### RECORD EXTRACTS
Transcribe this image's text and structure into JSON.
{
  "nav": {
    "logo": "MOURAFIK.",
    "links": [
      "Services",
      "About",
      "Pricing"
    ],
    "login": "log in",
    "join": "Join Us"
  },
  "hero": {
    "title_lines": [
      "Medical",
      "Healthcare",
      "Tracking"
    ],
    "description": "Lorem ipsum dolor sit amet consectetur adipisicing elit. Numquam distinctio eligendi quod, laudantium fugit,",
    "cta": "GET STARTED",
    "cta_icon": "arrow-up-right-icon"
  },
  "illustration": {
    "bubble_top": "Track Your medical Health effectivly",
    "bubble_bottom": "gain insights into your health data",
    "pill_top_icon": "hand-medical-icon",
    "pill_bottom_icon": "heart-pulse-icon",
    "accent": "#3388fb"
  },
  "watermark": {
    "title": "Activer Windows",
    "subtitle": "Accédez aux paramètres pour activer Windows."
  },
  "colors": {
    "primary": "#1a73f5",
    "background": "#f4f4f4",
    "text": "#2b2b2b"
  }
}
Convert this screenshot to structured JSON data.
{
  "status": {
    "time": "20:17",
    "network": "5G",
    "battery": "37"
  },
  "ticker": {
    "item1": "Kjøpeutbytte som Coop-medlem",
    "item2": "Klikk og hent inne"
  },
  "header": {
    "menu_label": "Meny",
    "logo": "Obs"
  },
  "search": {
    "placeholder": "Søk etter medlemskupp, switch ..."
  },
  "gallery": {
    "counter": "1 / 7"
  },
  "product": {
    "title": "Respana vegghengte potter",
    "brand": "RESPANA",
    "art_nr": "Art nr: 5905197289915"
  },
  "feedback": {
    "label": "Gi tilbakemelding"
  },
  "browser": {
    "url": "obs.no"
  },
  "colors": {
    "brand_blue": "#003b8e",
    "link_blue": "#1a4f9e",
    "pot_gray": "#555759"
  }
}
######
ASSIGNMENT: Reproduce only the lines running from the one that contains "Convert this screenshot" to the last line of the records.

RESULT OF THE TASK:
Convert this screenshot to structured JSON data.
{
  "status": {
    "time": "20:17",
    "network": "5G",
    "battery": "37"
  },
  "ticker": {
    "item1": "Kjøpeutbytte som Coop-medlem",
    "item2": "Klikk og hent inne"
  },
  "header": {
    "menu_label": "Meny",
    "logo": "Obs"
  },
  "search": {
    "placeholder": "Søk etter medlemskupp, switch ..."
  },
  "gallery": {
    "counter": "1 / 7"
  },
  "product": {
    "title": "Respana vegghengte potter",
    "brand": "RESPANA",
    "art_nr": "Art nr: 5905197289915"
  },
  "feedback": {
    "label": "Gi tilbakemelding"
  },
  "browser": {
    "url": "obs.no"
  },
  "colors": {
    "brand_blue": "#003b8e",
    "link_blue": "#1a4f9e",
    "pot_gray": "#555759"
  }
}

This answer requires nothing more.